Dataset rows for apps and sites
....

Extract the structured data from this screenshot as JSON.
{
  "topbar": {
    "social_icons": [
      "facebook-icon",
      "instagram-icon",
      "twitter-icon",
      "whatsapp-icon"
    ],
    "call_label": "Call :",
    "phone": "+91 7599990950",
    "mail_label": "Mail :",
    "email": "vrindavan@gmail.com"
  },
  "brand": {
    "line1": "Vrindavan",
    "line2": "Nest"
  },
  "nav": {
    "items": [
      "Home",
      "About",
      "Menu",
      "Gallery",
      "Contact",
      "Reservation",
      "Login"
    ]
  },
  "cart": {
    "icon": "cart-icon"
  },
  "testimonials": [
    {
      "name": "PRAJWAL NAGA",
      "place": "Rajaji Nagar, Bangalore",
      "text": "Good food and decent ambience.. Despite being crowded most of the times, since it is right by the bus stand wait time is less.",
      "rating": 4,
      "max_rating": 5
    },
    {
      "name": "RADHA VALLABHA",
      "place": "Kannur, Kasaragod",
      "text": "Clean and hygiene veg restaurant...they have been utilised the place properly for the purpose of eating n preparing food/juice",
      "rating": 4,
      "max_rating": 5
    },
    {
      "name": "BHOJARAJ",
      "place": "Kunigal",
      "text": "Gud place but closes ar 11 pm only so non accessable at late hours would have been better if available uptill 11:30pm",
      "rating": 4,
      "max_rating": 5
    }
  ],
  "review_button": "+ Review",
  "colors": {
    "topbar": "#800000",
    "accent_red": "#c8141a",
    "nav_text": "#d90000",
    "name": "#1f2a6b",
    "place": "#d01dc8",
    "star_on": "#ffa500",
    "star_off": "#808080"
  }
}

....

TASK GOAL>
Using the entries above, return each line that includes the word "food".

TASK RESULT>
      "text": "Good food and decent ambience.. Despite being crowded most of the times, since it is right by the bus stand wait time is less.",
      "text": "Clean and hygiene veg restaurant...they have been utilised the place properly for the purpose of eating n preparing food/juice",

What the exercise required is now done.